--- Available data ---
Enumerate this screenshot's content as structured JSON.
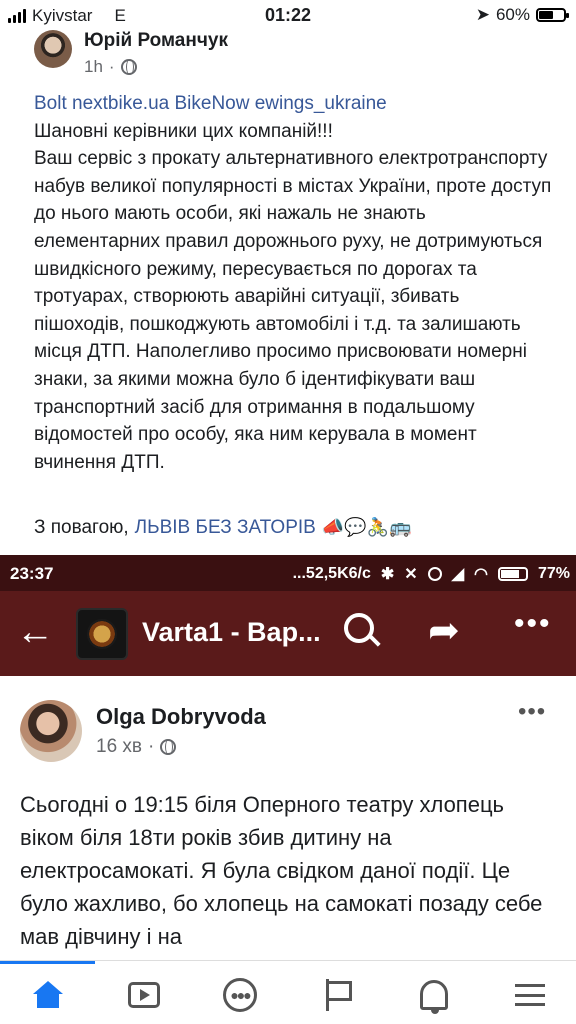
{
  "ios_status": {
    "carrier": "Kyivstar",
    "network": "E",
    "time": "01:22",
    "battery": "60%",
    "battery_level": 0.6
  },
  "post1": {
    "author": "Юрій Романчук",
    "time": "1h",
    "dot": "·",
    "tags": "Bolt nextbike.ua BikeNow ewings_ukraine",
    "body": "Шановні керівники цих компаній!!!\nВаш сервіс з прокату альтернативного електротранспорту  набув великої популярності в містах України, проте доступ до нього мають особи, які нажаль не знають елементарних правил дорожнього руху, не дотримуються швидкісного режиму, пересувається по дорогах та тротуарах, створюють аварійні ситуації, збивать пішоходів, пошкоджують автомобілі і т.д. та залишають місця ДТП. Наполегливо просимо присвоювати номерні знаки, за якими можна було б ідентифікувати ваш транспортний засіб для отримання в подальшому відомостей про особу, яка ним керувала в момент вчинення ДТП.",
    "sign_prefix": "З повагою,",
    "sign_link": "ЛЬВІВ БЕЗ ЗАТОРІВ",
    "emojis": "📣💬🚴🚌"
  },
  "android_status": {
    "time": "23:37",
    "speed": "...52,5K6/c",
    "battery": "77%",
    "battery_level": 0.77
  },
  "app_bar": {
    "title": "Varta1 - Вар..."
  },
  "post2": {
    "author": "Olga Dobryvoda",
    "time": "16 хв",
    "dot": "·",
    "body": "Сьогодні о 19:15 біля Оперного театру хлопець віком біля 18ти років збив дитину на електросамокаті. Я була свідком даної події. Це було жахливо, бо хлопець на самокаті позаду себе мав дівчину і на"
  },
  "tabbar": {
    "active": "home"
  }
}
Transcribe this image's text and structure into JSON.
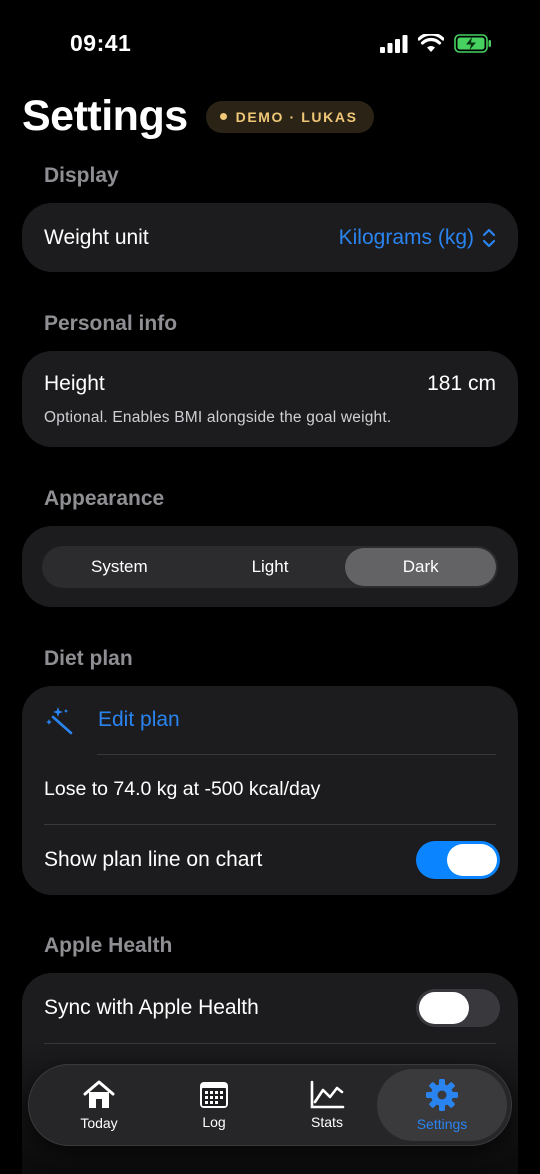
{
  "status": {
    "time": "09:41"
  },
  "header": {
    "title": "Settings",
    "badge": "DEMO · LUKAS"
  },
  "display": {
    "section": "Display",
    "weight_label": "Weight unit",
    "weight_value": "Kilograms (kg)"
  },
  "personal": {
    "section": "Personal info",
    "height_label": "Height",
    "height_value": "181 cm",
    "height_note": "Optional. Enables BMI alongside the goal weight."
  },
  "appearance": {
    "section": "Appearance",
    "options": [
      "System",
      "Light",
      "Dark"
    ],
    "selected": "Dark"
  },
  "diet": {
    "section": "Diet plan",
    "edit_label": "Edit plan",
    "summary": "Lose to 74.0 kg at -500 kcal/day",
    "plan_line_label": "Show plan line on chart",
    "plan_line_on": true
  },
  "health": {
    "section": "Apple Health",
    "sync_label": "Sync with Apple Health",
    "sync_on": false
  },
  "tabs": [
    {
      "label": "Today",
      "icon": "house-icon"
    },
    {
      "label": "Log",
      "icon": "calendar-icon"
    },
    {
      "label": "Stats",
      "icon": "chart-icon"
    },
    {
      "label": "Settings",
      "icon": "gear-icon",
      "active": true
    }
  ],
  "colors": {
    "accent": "#2a84f0",
    "badge": "#f0c878",
    "card": "#1c1c1e",
    "toggle_on": "#0a84ff"
  }
}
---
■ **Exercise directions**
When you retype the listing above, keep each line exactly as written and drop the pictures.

■ **Finished task**
Enumerate this screenshot's content as structured JSON.
{
  "ios_status": {
    "carrier": "Kyivstar",
    "network": "E",
    "time": "01:22",
    "battery": "60%",
    "battery_level": 0.6
  },
  "post1": {
    "author": "Юрій Романчук",
    "time": "1h",
    "dot": "·",
    "tags": "Bolt nextbike.ua BikeNow ewings_ukraine",
    "body": "Шановні керівники цих компаній!!!\nВаш сервіс з прокату альтернативного електротранспорту  набув великої популярності в містах України, проте доступ до нього мають особи, які нажаль не знають елементарних правил дорожнього руху, не дотримуються швидкісного режиму, пересувається по дорогах та тротуарах, створюють аварійні ситуації, збивать пішоходів, пошкоджують автомобілі і т.д. та залишають місця ДТП. Наполегливо просимо присвоювати номерні знаки, за якими можна було б ідентифікувати ваш транспортний засіб для отримання в подальшому відомостей про особу, яка ним керувала в момент вчинення ДТП.",
    "sign_prefix": "З повагою,",
    "sign_link": "ЛЬВІВ БЕЗ ЗАТОРІВ",
    "emojis": "📣💬🚴🚌"
  },
  "android_status": {
    "time": "23:37",
    "speed": "...52,5K6/c",
    "battery": "77%",
    "battery_level": 0.77
  },
  "app_bar": {
    "title": "Varta1 - Вар..."
  },
  "post2": {
    "author": "Olga Dobryvoda",
    "time": "16 хв",
    "dot": "·",
    "body": "Сьогодні о 19:15 біля Оперного театру хлопець віком біля 18ти років збив дитину на електросамокаті. Я була свідком даної події. Це було жахливо, бо хлопець на самокаті позаду себе мав дівчину і на"
  },
  "tabbar": {
    "active": "home"
  }
}
Transcribe this image's text and structure into JSON.
{
  "status": {
    "time": "09:41"
  },
  "header": {
    "title": "Settings",
    "badge": "DEMO · LUKAS"
  },
  "display": {
    "section": "Display",
    "weight_label": "Weight unit",
    "weight_value": "Kilograms (kg)"
  },
  "personal": {
    "section": "Personal info",
    "height_label": "Height",
    "height_value": "181 cm",
    "height_note": "Optional. Enables BMI alongside the goal weight."
  },
  "appearance": {
    "section": "Appearance",
    "options": [
      "System",
      "Light",
      "Dark"
    ],
    "selected": "Dark"
  },
  "diet": {
    "section": "Diet plan",
    "edit_label": "Edit plan",
    "summary": "Lose to 74.0 kg at -500 kcal/day",
    "plan_line_label": "Show plan line on chart",
    "plan_line_on": true
  },
  "health": {
    "section": "Apple Health",
    "sync_label": "Sync with Apple Health",
    "sync_on": false
  },
  "tabs": [
    {
      "label": "Today",
      "icon": "house-icon"
    },
    {
      "label": "Log",
      "icon": "calendar-icon"
    },
    {
      "label": "Stats",
      "icon": "chart-icon"
    },
    {
      "label": "Settings",
      "icon": "gear-icon",
      "active": true
    }
  ],
  "colors": {
    "accent": "#2a84f0",
    "badge": "#f0c878",
    "card": "#1c1c1e",
    "toggle_on": "#0a84ff"
  }
}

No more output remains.